Tennessee Wesleyan College in Athens, Tenn., got a 92-acre chunk of historic Rhea County land in a gift last week from alumnus, former Mohawk Homes president and the president-elect of the Chattanooga Area Chamber of Commerce, Bill Kilbride.
Kilbride, who has spent the last decade rehabilitating the land back to its natural state, wanted to unite two things that hold a special place in his heart: the school and the property he came to love on the banks of the Tennessee River.
After purchasing the property destined in 2004 for subdivision as a residential development, Kilbride eyed the land as an environmental preserve, seeking help from the Tennessee Wildlife Resources Agency, Division of Forestry and Department of Agriculture to come up with a rehabilitation plan.

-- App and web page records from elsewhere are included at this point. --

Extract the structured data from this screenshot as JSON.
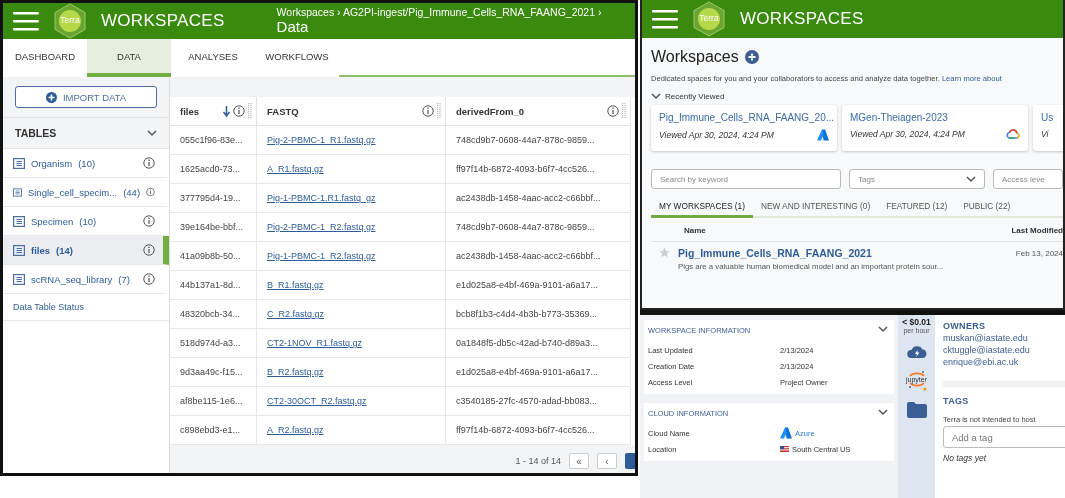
{
  "data_view": {
    "header": {
      "logo_text": "Terra",
      "app_title": "WORKSPACES",
      "breadcrumb": "Workspaces › AG2PI-ingest/Pig_Immune_Cells_RNA_FAANG_2021 ›",
      "page_title": "Data"
    },
    "tabs": [
      {
        "label": "DASHBOARD",
        "selected": false
      },
      {
        "label": "DATA",
        "selected": true
      },
      {
        "label": "ANALYSES",
        "selected": false
      },
      {
        "label": "WORKFLOWS",
        "selected": false
      }
    ],
    "import_button": "IMPORT DATA",
    "tables_title": "TABLES",
    "tables": [
      {
        "name": "Organism",
        "count": "(10)",
        "selected": false
      },
      {
        "name": "Single_cell_specim...",
        "count": "(44)",
        "selected": false
      },
      {
        "name": "Specimen",
        "count": "(10)",
        "selected": false
      },
      {
        "name": "files",
        "count": "(14)",
        "selected": true
      },
      {
        "name": "scRNA_seq_library",
        "count": "(7)",
        "selected": false
      }
    ],
    "status_link": "Data Table Status",
    "columns": [
      {
        "label": "files",
        "sorted": true
      },
      {
        "label": "FASTQ",
        "sorted": false
      },
      {
        "label": "derivedFrom_0",
        "sorted": false
      }
    ],
    "rows": [
      [
        "055c1f96-83e...",
        "Pig-2-PBMC-1_R1.fastq.gz",
        "748cd9b7-0608-44a7-878c-9859..."
      ],
      [
        "1625acd0-73...",
        "A_R1.fastq.gz",
        "ff97f14b-6872-4093-b6f7-4cc526..."
      ],
      [
        "377795d4-19...",
        "Pig-1-PBMC-1.R1.fastq_gz",
        "ac2438db-1458-4aac-acc2-c66bbf..."
      ],
      [
        "39e164be-bbf...",
        "Pig-2-PBMC-1_R2.fastq.gz",
        "748cd9b7-0608-44a7-878c-9859..."
      ],
      [
        "41a09b8b-50...",
        "Pig-1-PBMC-1_R2.fastq.gz",
        "ac2438db-1458-4aac-acc2-c66bbf..."
      ],
      [
        "44b137a1-8d...",
        "B_R1.fastq.gz",
        "e1d025a8-e4bf-469a-9101-a6a17..."
      ],
      [
        "48320bcb-34...",
        "C_R2.fastq.gz",
        "bcb8f1b3-c4d4-4b3b-b773-35369..."
      ],
      [
        "518d974d-a3...",
        "CT2-1NOV_R1.fastq.gz",
        "0a1848f5-db5c-42ad-b740-d89a3..."
      ],
      [
        "9d3aa49c-f15...",
        "B_R2.fastq.gz",
        "e1d025a8-e4bf-469a-9101-a6a17..."
      ],
      [
        "af8be115-1e6...",
        "CT2-30OCT_R2.fastq.gz",
        "c3540185-27fc-4570-adad-bb083..."
      ],
      [
        "c898ebd3-e1...",
        "A_R2.fastq.gz",
        "ff97f14b-6872-4093-b6f7-4cc526..."
      ]
    ],
    "pagination": {
      "range": "1 - 14 of 14",
      "first": "«",
      "previous": "‹"
    }
  },
  "workspaces_view": {
    "header": {
      "logo_text": "Terra",
      "app_title": "WORKSPACES"
    },
    "title": "Workspaces",
    "description": "Dedicated spaces for you and your collaborators to access and analyze data together.",
    "learn_more": "Learn more about",
    "recently_viewed": {
      "label": "Recently Viewed",
      "expanded": true
    },
    "cards": [
      {
        "name": "Pig_Immune_Cells_RNA_FAANG_20...",
        "viewed": "Viewed Apr 30, 2024, 4:24 PM",
        "kind": "azure"
      },
      {
        "name": "MGen-Theiagen-2023",
        "viewed": "Viewed Apr 30, 2024, 4:24 PM",
        "kind": "gcp"
      },
      {
        "name": "Us",
        "viewed": "Vi",
        "kind": "none"
      }
    ],
    "search": {
      "placeholder": "Search by keyword"
    },
    "tags_filter": {
      "placeholder": "Tags"
    },
    "access_filter": {
      "placeholder": "Access leve"
    },
    "tabs": [
      {
        "label": "MY WORKSPACES (1)",
        "selected": true
      },
      {
        "label": "NEW AND INTERESTING (0)",
        "selected": false
      },
      {
        "label": "FEATURED (12)",
        "selected": false
      },
      {
        "label": "PUBLIC (22)",
        "selected": false
      }
    ],
    "columns": [
      "Name",
      "Last Modified"
    ],
    "rows": [
      {
        "name": "Pig_Immune_Cells_RNA_FAANG_2021",
        "description": "Pigs are a valuable human biomedical model and an important protein sour...",
        "modified": "Feb 13, 2024",
        "starred": false
      }
    ]
  },
  "dashboard_view": {
    "sections": [
      {
        "title": "WORKSPACE INFORMATION",
        "expanded": true,
        "fields": [
          {
            "label": "Last Updated",
            "value": "2/13/2024",
            "kind": "text"
          },
          {
            "label": "Creation Date",
            "value": "2/13/2024",
            "kind": "text"
          },
          {
            "label": "Access Level",
            "value": "Project Owner",
            "kind": "text"
          }
        ]
      },
      {
        "title": "CLOUD INFORMATION",
        "expanded": true,
        "fields": [
          {
            "label": "Cloud Name",
            "value": "Azure",
            "kind": "cloud"
          },
          {
            "label": "Location",
            "value": "South Central US",
            "kind": "region"
          }
        ]
      }
    ],
    "cost": {
      "amount": "< $0.01",
      "unit": "per hour"
    },
    "jupyter_label": "jupyter",
    "owners_title": "OWNERS",
    "owners": [
      "muskan@iastate.edu",
      "cktuggle@iastate.edu",
      "enrique@ebi.ac.uk"
    ],
    "tags_title": "TAGS",
    "tags_note": "Terra is not intended to host",
    "tag_input": {
      "placeholder": "Add a tag"
    },
    "no_tags": "No tags yet"
  }
}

Once that effort was under way, Kilbride wanted to find a steward of the property and landed on the idea of donating it to his alma mater.
"I began to think about how our generation needs to take the students of today, the leaders of tomorrow, and in some shape or form, introduce them to the importance of environmental sustainability," Kilbride said in a statement about the donation.
"The land has a rich history that dates back to the late 1500s and includes exploration from the Spanish explorer Hernando de Soto and American politician and soldier Sam Houston who lived in the area in the mid-1800s," he said.
"For me, it's a joy to share that history with TWC and its students. I believe that this land will benefit Tennessee Wesleyan in the future in ways that we haven't even thought of yet. TWC invested in my future and my gratitude to TWC will be for the rest of my life."
TWC President Dr. Harley Knowles described the land Friday as a "beautiful" and "overwhelming" environmental site in its rich and diverse collection of vegetation and wildlife. It's been dubbed the Kilbride Nature Sanctuary.
"It is one of the most gorgeous pieces of properties I've been on. It's just another world," Knowles said. "We saw turkeys and deer and the cranes that were migrating that day we visited."
Knowles said he took a paddling trip from the sanctuary to nearby Hiwassee Island during the migration of sandhill cranes.
The sanctuary's initial use in education will be in biology classes.
"I plan to use the land for my ecology, environmental science and biology courses for field-oriented projects," said Dr. Allen Moore, TWC associate professor of biology. The land gives professors "the opportunity to get our students outdoors and actually see firsthand many of the interactions in nature that we lecture about in the classroom.
"This truly opens up many avenues of research for both TWC's students and faculty."
Contact staff writer Ben Benton at email@example.com or 423-757-6569.